*What the task requires*
Nothing may be left out of the listing below but its images; repeat the rest exactly.

*Records for processing*
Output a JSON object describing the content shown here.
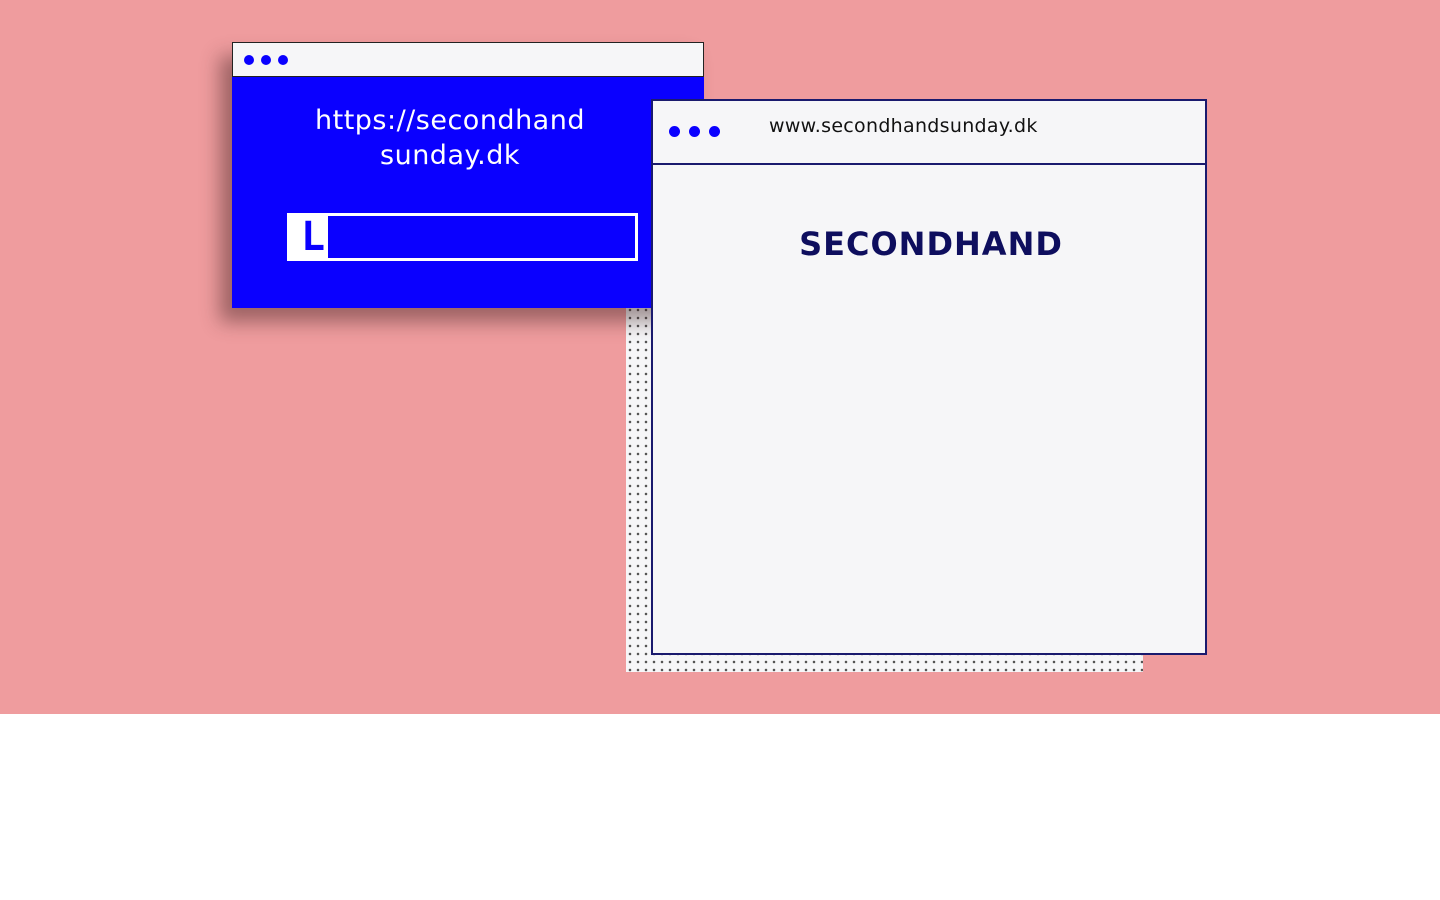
{
  "back_window": {
    "url_text": "https://secondhand\nsunday.dk",
    "progress_fraction": 0.11,
    "progress_glyph": "L"
  },
  "front_window": {
    "url": "www.secondhandsunday.dk",
    "site_title": "SECONDHAND"
  },
  "colors": {
    "background": "#ef9c9e",
    "accent_blue": "#0a00ff",
    "window_bg": "#f6f6f8",
    "navy": "#0e0e5e"
  }
}
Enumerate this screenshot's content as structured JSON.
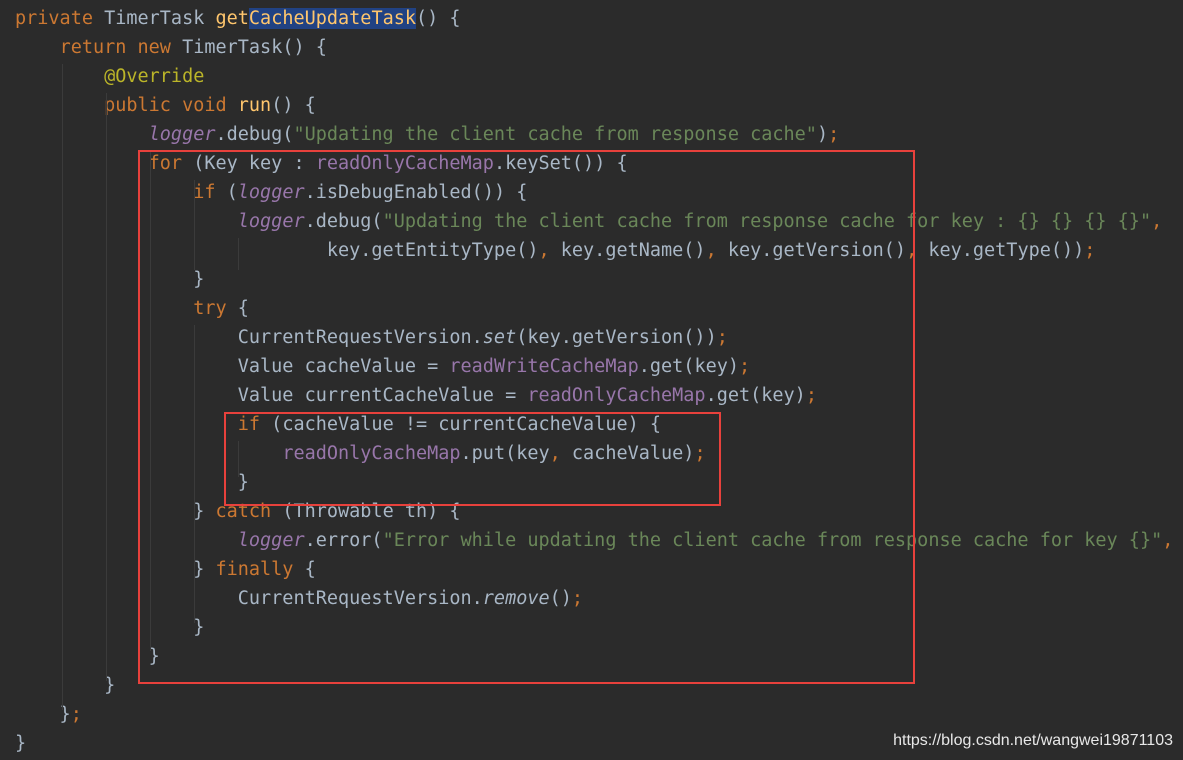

*Exercise result*
Output a JSON object describing the content shown here.
{
  "back_window": {
    "url_text": "https://secondhand\nsunday.dk",
    "progress_fraction": 0.11,
    "progress_glyph": "L"
  },
  "front_window": {
    "url": "www.secondhandsunday.dk",
    "site_title": "SECONDHAND"
  },
  "colors": {
    "background": "#ef9c9e",
    "accent_blue": "#0a00ff",
    "window_bg": "#f6f6f8",
    "navy": "#0e0e5e"
  }
}
Enumerate this screenshot's content as structured JSON.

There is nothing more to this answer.